In fact, CNBC reported that both health and technology jobs were in high demand in 2015 and listed medical records and health information professionals as the sixth “most in-demand healthcare job.”
In 2020, U.S. News & World Report ranked medical and health services manager as 11th on the list of the 100 best jobs, second in best business jobs, and seventh in best STEM jobs.
Health Information Management Job Titles and Salaries
Job titles and salaries of HIM professionals vary considerably and are usually dependent on work setting and experience. A University of Wisconsin Bachelor of Science in Health Information Management and Technology (HIMT) can be the foundation for many HIM positions, such as these listed in the 2019 AHIMA salary study:
Salary information below represents self-reported, rounded averages.
Revenue Cycle Management / Coding Billing: $66,370
- Coding professional
- Revenue cycle manager
- Clinical documentation improvement specialist
- HIM revenue cycle auditor
- Benefits coordinator
Operations / Medical Record Administration: $81,950
- Meaningful use specialist
- Patient or cancer registrar
- Health information manager
- Director of HIM
Informatics / Data Analytics: $83,490
- Data integrity analyst
- Clinical informatics coordinator
- Project manager
- Research and development scientist
- Director of clinical informatics
Compliance / Risk Assessment: $89,230
- Credentialing specialist
- Quality improvement analyst
- Compliance auditor
- Privacy officer

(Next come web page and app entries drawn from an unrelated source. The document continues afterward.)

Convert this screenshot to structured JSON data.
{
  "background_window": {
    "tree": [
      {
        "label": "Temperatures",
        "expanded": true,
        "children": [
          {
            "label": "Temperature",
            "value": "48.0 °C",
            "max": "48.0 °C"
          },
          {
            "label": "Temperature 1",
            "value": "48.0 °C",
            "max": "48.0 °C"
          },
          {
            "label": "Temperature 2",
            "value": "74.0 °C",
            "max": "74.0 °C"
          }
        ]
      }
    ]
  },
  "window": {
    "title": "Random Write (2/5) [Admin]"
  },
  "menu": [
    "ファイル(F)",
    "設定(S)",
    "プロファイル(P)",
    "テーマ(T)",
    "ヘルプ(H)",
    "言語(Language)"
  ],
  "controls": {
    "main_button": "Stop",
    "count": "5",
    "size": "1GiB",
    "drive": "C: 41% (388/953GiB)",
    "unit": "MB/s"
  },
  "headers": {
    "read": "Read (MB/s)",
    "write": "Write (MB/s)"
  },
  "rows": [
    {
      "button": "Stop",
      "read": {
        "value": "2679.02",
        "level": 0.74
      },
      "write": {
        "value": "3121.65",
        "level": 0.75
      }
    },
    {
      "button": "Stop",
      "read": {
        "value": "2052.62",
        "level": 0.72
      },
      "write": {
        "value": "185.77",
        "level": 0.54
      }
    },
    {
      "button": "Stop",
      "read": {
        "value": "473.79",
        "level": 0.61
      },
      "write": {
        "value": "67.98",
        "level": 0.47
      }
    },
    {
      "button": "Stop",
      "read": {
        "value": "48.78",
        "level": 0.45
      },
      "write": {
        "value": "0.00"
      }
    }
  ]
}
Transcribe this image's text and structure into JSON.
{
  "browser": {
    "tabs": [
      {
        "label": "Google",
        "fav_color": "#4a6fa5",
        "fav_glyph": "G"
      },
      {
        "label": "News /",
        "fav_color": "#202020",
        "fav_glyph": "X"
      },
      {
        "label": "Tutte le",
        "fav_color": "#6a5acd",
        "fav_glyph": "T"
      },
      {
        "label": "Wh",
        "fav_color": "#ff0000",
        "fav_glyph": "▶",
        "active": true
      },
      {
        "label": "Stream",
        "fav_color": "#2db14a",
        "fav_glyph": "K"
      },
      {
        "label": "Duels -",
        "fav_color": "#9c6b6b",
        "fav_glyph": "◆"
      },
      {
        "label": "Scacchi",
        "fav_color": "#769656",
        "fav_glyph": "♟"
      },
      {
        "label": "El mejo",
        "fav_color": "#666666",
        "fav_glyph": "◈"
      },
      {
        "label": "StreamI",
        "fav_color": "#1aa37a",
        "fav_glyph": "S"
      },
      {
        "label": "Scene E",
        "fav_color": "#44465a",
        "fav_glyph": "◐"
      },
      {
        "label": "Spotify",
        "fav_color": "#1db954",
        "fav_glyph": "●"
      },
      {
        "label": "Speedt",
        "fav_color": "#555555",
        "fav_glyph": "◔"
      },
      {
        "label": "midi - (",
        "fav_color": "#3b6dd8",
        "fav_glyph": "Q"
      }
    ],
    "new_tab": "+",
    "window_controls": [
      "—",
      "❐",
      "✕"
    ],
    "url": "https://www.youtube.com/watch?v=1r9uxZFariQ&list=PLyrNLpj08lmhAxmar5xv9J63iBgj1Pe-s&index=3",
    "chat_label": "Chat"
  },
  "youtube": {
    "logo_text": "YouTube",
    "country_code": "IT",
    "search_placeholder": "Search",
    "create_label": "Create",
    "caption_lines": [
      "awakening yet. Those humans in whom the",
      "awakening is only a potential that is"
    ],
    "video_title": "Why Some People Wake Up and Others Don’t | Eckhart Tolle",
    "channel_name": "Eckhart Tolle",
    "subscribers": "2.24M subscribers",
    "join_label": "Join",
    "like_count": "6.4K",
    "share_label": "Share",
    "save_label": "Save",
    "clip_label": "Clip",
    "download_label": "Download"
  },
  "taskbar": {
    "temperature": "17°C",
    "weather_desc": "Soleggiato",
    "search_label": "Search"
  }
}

- Information security manager
- Director of risk management
IT / Infrastructure: $98,180
- Implementation support specialist
- Data quality manager
- System analyst
- Data architect
- Chief technology officer
HIM professionals work in a variety of settings, which also affects their salary.
Health Information Management Careers Spotlight
HIM managers plan, organize, oversee, and coordinate day-to-day activities related to medical documentation within HIM departments. It’s their job to make sure medical data is current, accurate, and in compliance with institutional ethical standards and patient privacy laws. They may direct and train staff, develop department budget, and evaluate daily procedures so that medical records are documented and completed in a timely fashion. If they work for a large health system, HIM managers may report to an HIM director. According to the latest AHIMA Salary Survey, the average manager-level HIM professional earns $79,690.
HIM director is one of the highest-ranking positions in HIM. Directors oversee health information management departments for healthcare systems. They develop organizational goals, manage large HIM teams, and ensure the facility complies with all laws and guidelines related to health record documentation. HIM directors also maintain external relationships with state and national organizations to keep departments up to date on regulations and trends in HIM. The average salary for a director-level HIM professional is $100,620 according to AHIMA’s Salary Survey.
The UW HIMT Capstone: Getting Your Foot in the Door
In the UW HIMT program, students are required to take HIMT 490, the capstone course. Students find healthcare-related internship sites and set up semester-long projects in order to gain hands-on, real-world experience. Upon graduation, they are prepared for a variety of health IT and health information management careers. View our capstone archive for a list of recent capstone projects completed by UW HIMT students.
Searching for health information management jobs? Below are links to several job banks where you can find HIM position openings.
- Wisconsin AHIMA
- Healthcare Financial Management Association
- Allied Health Careers
- American Medical Informatics Association
Interested in starting or advancing your HIM career? University of Wisconsin offers an online Bachelor of Science in Health Information Management and Technology. Start your journey here.
Questions about the UW degree program or HIMT field? Contact an adviser at 1-877-895-3276 or firstname.lastname@example.org.